Dunkin' Donuts gears up to double number of U.S. locations.
Alcoa is scaling back.
Audi is adding models to win more U.S. market share.
Baskin-Robbins to expand to Vietnam.Continue reading...
Posted by Mark J. Miller on June 6, 2011 03:30 PM
The NFL has its Kansas City Chiefs and Washington Redskins. Major League Baseball has its Atlanta Braves and Cleveland Indians. And the state of Wisconsin has the Osseo-Fairchild High School Chieftains.
Team names that have been deemed offensive have been finding protests against them in many forms over the years, many have stuck by their brands. While those professional sports teams pack some powerful brandage, high school sports have their own special power on a local level, and Chieftains past and present are feeling it a little extra these days.Continue reading...
sports in the spotlight
Posted by Barry Silverstein on March 16, 2011 03:30 PM
On the heels of our report about the flagging influence of traditional news media comes a Washington Post story about the manner in which sports teams are scoring media coverage and protecting their brands.

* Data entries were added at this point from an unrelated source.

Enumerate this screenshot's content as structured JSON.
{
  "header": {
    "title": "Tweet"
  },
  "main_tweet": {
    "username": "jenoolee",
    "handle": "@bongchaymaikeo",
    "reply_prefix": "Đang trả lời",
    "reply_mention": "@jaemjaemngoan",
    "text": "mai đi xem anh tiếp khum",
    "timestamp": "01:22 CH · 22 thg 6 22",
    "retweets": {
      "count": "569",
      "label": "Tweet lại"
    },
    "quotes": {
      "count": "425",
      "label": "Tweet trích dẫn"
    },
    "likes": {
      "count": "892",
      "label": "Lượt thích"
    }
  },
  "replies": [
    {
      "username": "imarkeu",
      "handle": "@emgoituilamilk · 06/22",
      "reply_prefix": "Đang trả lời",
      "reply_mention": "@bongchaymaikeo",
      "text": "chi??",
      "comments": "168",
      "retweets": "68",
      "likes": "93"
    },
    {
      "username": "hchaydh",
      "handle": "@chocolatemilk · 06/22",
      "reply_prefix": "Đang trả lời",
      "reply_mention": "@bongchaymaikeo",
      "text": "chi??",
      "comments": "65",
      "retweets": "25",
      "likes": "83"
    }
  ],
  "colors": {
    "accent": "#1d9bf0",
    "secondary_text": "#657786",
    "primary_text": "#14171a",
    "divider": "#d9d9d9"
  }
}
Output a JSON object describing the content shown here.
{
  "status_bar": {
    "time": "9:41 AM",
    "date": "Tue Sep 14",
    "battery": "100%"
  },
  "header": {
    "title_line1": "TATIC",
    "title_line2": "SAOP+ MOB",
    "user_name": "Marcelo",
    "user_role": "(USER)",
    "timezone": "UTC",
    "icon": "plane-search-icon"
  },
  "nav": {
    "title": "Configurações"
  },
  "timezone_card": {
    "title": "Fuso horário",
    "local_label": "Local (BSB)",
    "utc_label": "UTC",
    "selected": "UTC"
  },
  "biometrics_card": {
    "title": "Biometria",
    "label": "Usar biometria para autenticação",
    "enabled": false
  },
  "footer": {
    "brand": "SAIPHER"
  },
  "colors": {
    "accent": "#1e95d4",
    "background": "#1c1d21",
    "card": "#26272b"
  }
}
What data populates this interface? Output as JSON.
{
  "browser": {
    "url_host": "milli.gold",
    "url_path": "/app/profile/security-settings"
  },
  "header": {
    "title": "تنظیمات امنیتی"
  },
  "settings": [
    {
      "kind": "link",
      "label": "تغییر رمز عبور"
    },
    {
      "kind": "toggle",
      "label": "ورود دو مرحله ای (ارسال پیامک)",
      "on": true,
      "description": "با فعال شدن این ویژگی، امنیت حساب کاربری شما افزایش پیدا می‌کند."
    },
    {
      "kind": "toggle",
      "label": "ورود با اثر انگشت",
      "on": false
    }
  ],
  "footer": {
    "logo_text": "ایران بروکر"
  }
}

Increasingly, professional, collegiate, and even high school sports teams are tightly controlling the way news about their team brands gets out to the public. In fact, many leagues, conferences and even teams have their own media operations. A lot of it has to do with the widespread availability of news and information via the Internet.Continue reading...
brand of crazy
Posted by Abe Sauer on January 5, 2010 10:37 AM
The last week of any year takes on an added level of significance as we naturally speculate about the past and future of our lives, both personal and professional. And for those of us who make a living in the branding industry, the following headline from last week should inspire us to reflect, and perhaps pour a stiff drink:
"Kraft Foods poised to sponsor Texas Stadium demolition."
Yes, this is a real story of a brand sponsoring the explosion of an old building. Yes, this is where we've come.
But wait, the comments from the sponsor make it even better worse.Continue reading...